TASK TO CARRY OUT - Without any pictures, the records below should be reproduced exactly.

MATERIAL TO PROCESS -
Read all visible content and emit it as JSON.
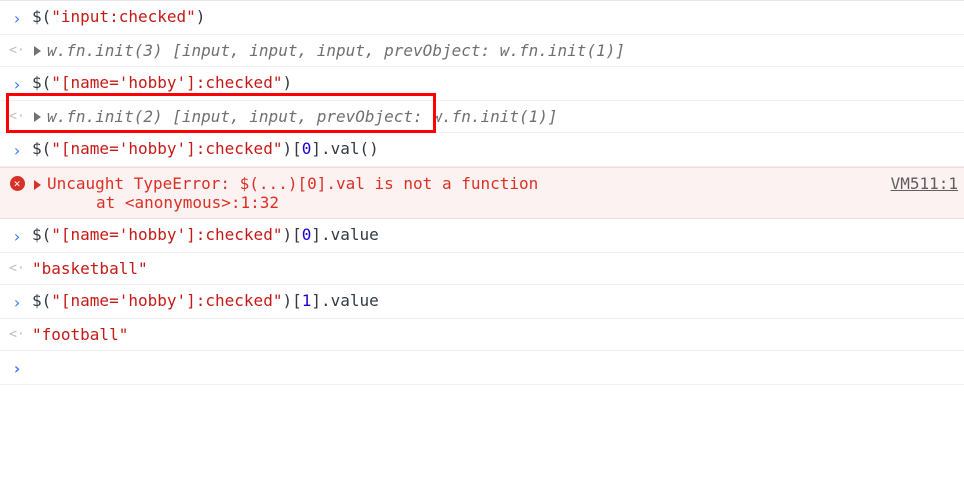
{
  "lines": [
    {
      "id": "l1",
      "type": "input",
      "code": "$(\"input:checked\")"
    },
    {
      "id": "l2",
      "type": "output-object",
      "text": "w.fn.init(3) [input, input, input, prevObject: w.fn.init(1)]"
    },
    {
      "id": "l3",
      "type": "input",
      "code": "$(\"[name='hobby']:checked\")"
    },
    {
      "id": "l4",
      "type": "output-object",
      "text": "w.fn.init(2) [input, input, prevObject: w.fn.init(1)]"
    },
    {
      "id": "l5",
      "type": "input",
      "code": "$(\"[name='hobby']:checked\")[0].val()"
    },
    {
      "id": "l6",
      "type": "error",
      "text": "Uncaught TypeError: $(...)[0].val is not a function",
      "trace": "at <anonymous>:1:32",
      "source": "VM511:1"
    },
    {
      "id": "l7",
      "type": "input",
      "code": "$(\"[name='hobby']:checked\")[0].value"
    },
    {
      "id": "l8",
      "type": "output-string",
      "text": "\"basketball\""
    },
    {
      "id": "l9",
      "type": "input",
      "code": "$(\"[name='hobby']:checked\")[1].value"
    },
    {
      "id": "l10",
      "type": "output-string",
      "text": "\"football\""
    },
    {
      "id": "l11",
      "type": "prompt-empty"
    }
  ],
  "highlight": {
    "targetLine": "l3"
  }
}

ANSWER TO THIS PROBLEM -
Read all visible content and emit it as JSON.
{
  "lines": [
    {
      "id": "l1",
      "type": "input",
      "code": "$(\"input:checked\")"
    },
    {
      "id": "l2",
      "type": "output-object",
      "text": "w.fn.init(3) [input, input, input, prevObject: w.fn.init(1)]"
    },
    {
      "id": "l3",
      "type": "input",
      "code": "$(\"[name='hobby']:checked\")"
    },
    {
      "id": "l4",
      "type": "output-object",
      "text": "w.fn.init(2) [input, input, prevObject: w.fn.init(1)]"
    },
    {
      "id": "l5",
      "type": "input",
      "code": "$(\"[name='hobby']:checked\")[0].val()"
    },
    {
      "id": "l6",
      "type": "error",
      "text": "Uncaught TypeError: $(...)[0].val is not a function",
      "trace": "at <anonymous>:1:32",
      "source": "VM511:1"
    },
    {
      "id": "l7",
      "type": "input",
      "code": "$(\"[name='hobby']:checked\")[0].value"
    },
    {
      "id": "l8",
      "type": "output-string",
      "text": "\"basketball\""
    },
    {
      "id": "l9",
      "type": "input",
      "code": "$(\"[name='hobby']:checked\")[1].value"
    },
    {
      "id": "l10",
      "type": "output-string",
      "text": "\"football\""
    },
    {
      "id": "l11",
      "type": "prompt-empty"
    }
  ],
  "highlight": {
    "targetLine": "l3"
  }
}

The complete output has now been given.